(Page and application data records)
^^^^^^^^^^^^^^^^

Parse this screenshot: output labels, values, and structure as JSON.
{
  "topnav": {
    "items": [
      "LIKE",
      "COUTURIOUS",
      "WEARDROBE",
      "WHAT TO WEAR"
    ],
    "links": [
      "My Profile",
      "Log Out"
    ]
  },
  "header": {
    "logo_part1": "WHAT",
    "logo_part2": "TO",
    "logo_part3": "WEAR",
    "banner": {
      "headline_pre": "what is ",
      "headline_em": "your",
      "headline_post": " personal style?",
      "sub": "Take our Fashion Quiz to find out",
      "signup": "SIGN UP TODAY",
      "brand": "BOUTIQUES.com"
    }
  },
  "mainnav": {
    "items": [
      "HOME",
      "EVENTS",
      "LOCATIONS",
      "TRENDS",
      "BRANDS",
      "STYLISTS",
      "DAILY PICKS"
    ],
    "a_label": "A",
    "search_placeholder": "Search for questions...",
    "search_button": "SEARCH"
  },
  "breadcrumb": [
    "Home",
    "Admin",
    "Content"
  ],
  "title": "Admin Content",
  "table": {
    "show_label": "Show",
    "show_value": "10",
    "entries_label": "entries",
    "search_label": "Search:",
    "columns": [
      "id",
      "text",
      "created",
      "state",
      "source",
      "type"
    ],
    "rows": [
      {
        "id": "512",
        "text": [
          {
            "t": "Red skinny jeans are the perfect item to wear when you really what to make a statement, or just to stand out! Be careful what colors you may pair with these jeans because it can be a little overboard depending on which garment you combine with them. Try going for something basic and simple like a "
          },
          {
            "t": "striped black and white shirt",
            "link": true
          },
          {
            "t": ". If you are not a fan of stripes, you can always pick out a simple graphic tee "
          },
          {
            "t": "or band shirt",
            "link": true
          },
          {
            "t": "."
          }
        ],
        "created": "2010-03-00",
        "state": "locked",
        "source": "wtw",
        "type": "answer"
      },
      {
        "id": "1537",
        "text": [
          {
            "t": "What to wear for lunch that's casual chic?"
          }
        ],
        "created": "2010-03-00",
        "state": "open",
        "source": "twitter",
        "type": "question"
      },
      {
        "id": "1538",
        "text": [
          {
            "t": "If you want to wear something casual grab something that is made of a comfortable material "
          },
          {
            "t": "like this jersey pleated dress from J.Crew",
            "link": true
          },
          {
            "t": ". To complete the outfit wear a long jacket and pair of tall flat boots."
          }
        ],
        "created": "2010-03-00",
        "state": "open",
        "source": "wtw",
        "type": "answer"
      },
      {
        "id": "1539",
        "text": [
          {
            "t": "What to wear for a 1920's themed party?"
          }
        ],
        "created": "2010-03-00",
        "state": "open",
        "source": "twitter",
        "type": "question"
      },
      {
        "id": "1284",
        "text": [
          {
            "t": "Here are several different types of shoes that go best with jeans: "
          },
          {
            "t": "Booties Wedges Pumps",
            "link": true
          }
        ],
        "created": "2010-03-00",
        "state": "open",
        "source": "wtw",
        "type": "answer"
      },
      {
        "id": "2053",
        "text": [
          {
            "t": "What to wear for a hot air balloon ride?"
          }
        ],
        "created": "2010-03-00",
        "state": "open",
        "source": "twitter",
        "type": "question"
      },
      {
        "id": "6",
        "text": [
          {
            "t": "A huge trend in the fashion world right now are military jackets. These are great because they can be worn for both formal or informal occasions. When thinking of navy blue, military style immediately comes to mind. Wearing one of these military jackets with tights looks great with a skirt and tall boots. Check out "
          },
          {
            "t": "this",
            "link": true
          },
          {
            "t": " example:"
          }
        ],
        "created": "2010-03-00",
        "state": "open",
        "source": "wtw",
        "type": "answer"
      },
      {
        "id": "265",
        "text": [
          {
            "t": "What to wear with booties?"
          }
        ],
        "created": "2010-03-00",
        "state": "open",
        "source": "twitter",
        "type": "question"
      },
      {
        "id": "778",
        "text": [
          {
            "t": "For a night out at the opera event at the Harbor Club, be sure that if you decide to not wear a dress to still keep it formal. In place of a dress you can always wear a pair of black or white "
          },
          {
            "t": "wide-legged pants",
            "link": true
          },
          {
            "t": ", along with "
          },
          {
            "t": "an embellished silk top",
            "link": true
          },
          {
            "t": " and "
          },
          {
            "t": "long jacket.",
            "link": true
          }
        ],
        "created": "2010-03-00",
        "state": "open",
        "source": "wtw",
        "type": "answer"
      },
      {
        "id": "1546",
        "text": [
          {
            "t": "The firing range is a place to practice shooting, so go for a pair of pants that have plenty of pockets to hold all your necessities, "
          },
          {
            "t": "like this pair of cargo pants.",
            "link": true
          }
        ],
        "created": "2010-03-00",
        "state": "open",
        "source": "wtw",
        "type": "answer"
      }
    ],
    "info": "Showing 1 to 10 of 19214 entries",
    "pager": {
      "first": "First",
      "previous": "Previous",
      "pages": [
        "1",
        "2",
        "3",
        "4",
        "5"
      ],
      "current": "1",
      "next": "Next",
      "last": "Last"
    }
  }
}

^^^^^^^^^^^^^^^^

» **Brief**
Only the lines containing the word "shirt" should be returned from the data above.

» **Response**
            "t": "striped black and white shirt",
            "t": "or band shirt",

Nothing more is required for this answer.